a workbook for writing your life story

Clear Your Mind and Experience Your Memories: Self-Hypnosis and Meditation

Clear Your Mind and Experience Your Memories: Self-Hypnosis and Meditation

Is there something you’d really like to remember more clearly? Self-hypnosis and meditation both can be used to help you better remember past events and other memories. While the terms “self-hypnosis” and “meditation” may sound intimidating and strange, it can greatly benefit you while you work on your memoir.

If you’re trying these for the first time, begin with three to five minutes. Afterward, you can work on increasing your time.

Meditation

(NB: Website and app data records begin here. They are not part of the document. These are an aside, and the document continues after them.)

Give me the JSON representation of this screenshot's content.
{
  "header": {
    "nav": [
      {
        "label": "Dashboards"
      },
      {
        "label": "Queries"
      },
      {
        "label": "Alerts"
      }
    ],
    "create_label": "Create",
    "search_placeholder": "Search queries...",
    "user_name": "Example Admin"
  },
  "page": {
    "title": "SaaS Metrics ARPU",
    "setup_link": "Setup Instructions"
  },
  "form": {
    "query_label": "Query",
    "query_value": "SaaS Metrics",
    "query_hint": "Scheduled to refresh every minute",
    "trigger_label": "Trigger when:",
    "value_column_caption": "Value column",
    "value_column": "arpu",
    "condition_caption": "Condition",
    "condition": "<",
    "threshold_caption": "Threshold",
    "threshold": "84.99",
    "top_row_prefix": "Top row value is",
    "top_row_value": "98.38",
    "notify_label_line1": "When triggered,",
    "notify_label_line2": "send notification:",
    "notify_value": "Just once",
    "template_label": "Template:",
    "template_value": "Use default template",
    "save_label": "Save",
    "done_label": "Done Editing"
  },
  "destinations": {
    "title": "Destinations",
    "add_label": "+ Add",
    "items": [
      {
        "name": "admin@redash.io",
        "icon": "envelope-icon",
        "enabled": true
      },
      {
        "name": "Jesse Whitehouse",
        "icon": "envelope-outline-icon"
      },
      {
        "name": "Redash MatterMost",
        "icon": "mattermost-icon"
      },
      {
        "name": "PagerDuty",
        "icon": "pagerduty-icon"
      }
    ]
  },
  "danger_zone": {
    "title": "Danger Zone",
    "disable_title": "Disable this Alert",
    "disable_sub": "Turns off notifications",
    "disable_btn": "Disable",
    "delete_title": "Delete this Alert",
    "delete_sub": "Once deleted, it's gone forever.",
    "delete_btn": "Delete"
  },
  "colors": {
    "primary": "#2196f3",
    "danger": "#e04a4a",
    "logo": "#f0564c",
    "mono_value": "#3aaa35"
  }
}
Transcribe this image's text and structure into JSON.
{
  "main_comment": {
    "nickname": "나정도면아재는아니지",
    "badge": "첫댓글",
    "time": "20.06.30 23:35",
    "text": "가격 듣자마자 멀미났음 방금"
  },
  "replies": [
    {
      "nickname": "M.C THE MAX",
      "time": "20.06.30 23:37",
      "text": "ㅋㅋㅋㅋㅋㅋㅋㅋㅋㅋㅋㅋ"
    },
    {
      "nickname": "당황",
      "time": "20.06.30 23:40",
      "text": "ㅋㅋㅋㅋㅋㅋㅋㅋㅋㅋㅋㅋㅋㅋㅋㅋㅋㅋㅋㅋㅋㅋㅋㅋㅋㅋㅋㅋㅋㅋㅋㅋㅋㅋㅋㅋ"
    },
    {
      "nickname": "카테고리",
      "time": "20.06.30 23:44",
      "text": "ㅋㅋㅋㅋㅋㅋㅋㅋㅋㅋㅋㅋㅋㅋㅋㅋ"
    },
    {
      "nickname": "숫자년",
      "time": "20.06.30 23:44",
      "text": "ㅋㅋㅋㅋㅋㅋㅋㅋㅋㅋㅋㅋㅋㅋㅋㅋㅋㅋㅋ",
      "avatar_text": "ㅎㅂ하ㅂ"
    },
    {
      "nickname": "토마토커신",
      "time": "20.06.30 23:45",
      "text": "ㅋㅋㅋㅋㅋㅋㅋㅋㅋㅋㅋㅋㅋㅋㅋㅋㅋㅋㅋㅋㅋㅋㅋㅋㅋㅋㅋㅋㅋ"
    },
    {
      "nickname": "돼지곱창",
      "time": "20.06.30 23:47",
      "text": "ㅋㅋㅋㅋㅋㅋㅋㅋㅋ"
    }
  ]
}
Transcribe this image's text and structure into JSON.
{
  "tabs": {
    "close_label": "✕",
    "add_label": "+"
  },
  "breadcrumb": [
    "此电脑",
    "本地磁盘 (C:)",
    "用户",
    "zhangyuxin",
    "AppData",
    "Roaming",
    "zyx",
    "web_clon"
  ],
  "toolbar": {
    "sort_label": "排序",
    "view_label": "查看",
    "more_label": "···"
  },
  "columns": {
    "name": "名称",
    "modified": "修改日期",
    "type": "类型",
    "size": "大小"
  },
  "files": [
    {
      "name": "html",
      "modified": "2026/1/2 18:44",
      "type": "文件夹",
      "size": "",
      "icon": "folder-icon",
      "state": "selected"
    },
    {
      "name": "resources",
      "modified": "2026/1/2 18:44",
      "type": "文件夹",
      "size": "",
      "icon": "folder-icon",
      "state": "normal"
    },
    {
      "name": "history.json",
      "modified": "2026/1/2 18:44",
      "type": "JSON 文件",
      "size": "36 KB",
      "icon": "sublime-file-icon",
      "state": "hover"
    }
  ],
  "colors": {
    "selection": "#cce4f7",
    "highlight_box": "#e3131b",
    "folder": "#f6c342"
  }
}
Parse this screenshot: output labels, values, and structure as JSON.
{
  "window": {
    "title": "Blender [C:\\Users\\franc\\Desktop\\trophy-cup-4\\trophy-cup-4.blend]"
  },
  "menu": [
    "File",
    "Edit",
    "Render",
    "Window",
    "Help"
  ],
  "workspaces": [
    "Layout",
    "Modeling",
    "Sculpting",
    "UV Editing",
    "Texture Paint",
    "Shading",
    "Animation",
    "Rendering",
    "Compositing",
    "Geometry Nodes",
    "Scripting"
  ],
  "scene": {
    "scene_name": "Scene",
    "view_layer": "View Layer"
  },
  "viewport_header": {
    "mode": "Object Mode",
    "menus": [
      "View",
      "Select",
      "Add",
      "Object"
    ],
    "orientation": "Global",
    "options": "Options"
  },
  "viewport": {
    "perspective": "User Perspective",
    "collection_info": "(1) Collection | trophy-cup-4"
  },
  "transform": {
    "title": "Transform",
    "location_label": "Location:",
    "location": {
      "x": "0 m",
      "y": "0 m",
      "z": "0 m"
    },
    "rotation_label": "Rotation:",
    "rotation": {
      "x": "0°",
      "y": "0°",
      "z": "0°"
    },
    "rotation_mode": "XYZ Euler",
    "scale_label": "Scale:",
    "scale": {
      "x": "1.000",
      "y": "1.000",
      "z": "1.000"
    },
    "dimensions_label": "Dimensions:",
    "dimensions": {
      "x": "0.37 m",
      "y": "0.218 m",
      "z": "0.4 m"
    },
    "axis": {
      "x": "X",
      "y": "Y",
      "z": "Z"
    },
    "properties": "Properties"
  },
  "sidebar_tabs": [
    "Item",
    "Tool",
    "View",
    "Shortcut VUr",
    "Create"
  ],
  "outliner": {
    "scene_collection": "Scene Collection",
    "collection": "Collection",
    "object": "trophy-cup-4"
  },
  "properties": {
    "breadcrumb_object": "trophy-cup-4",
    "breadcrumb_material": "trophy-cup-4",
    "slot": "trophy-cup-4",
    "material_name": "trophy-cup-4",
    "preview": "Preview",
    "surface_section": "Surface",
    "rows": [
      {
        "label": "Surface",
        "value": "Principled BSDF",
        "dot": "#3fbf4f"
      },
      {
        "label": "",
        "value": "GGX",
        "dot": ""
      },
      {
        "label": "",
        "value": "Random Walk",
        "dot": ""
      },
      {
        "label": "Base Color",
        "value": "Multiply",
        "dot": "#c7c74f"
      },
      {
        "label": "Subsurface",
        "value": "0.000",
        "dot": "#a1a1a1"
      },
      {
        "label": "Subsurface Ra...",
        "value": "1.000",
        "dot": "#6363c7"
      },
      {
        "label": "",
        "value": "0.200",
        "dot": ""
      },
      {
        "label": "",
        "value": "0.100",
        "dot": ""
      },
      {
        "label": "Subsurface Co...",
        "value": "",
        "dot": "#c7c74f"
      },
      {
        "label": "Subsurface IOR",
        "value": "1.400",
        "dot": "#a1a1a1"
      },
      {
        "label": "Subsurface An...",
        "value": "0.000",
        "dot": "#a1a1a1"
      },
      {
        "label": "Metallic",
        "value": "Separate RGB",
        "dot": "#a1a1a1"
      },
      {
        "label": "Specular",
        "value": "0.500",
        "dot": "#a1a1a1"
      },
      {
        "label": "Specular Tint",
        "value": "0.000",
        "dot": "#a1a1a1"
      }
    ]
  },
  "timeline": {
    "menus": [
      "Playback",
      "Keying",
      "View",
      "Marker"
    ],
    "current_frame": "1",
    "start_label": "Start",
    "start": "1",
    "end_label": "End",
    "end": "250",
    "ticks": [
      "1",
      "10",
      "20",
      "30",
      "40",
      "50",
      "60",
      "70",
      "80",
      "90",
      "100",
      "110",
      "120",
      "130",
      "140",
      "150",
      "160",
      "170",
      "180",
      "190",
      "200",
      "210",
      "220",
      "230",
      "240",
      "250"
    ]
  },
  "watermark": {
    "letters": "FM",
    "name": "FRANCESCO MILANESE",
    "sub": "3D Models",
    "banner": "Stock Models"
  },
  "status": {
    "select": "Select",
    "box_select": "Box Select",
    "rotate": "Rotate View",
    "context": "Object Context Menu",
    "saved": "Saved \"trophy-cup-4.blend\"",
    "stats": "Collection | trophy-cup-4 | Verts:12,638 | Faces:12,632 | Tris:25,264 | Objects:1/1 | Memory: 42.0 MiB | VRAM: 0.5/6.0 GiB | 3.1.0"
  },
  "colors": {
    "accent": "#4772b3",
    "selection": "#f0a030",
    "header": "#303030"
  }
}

The most common form of meditation is mindfulness meditation, in which you observe your thoughts as they drift through your mind. It’s helpful to think of your thoughts as boxes on a conveyer belt. Each box is a thought, and the conveyer belt is running in your head. As you practice mindfulness meditation, the goal is to simply let the boxes pass by on the conveyer belt without grabbing a hold of them.

To practice meditation, follow these steps:

  • Sit or recline comfortably, you may also choose to walk for your meditation practice.
  • Close your eyes and allow your body to relax; make no effort to change or control your breath.
  • Bring your attention to your breath and the way your breathing makes your body feel.
  • As thoughts come, let them pass on the conveyer belt, and return your mind to your breath.

Do this for as long as you feel you can. It will help you to clear your mind and get your body into a relaxed stated before trying to access an old memory.

Self-hypnosis

Self-hypnosis can be seen as an extension of meditation. The goal of self-hypnosis is to enter the experience with a completely relaxed body in a slight trance state. There are a variety of ways to enter this state, and a variety of resources to help with that.

Try this entrance into a trance state:

  • Sit or recline comfortably.
  • Close your eyes and allow your body to relax; make no effort to change or control your breath.
  • Starting at your toes, contract each muscle individually for ten seconds and then let it go. Work your way to your head, progressively tensing and relaxing each muscle group.
  • When you get to your head, count backwards from 10 to 0 slowly. Visualize yourself going down a flight of stairs while counting.

After this, there are a number of ways to access an old memory. Try this method or find one that works for you:

  • Imagine yourself walking up to a giant palace which houses all of your memories. Take note of the outside of the building. Look at all the small details.
  • Enter the palace. Notice what the inside of the building looks like and take in all the small details.
  • Notice that there is a door on your right. Open the door and enter the room. In this room, you will find a variety of objects relating to the memory you are trying to access. There’s a book on the shelf. Pick up the book and read about your experience in this memory.

When you’re done with the memory, count backwards from five while telling yourself you’re returning to your body. Wiggle your toes. At 0, open your eyes.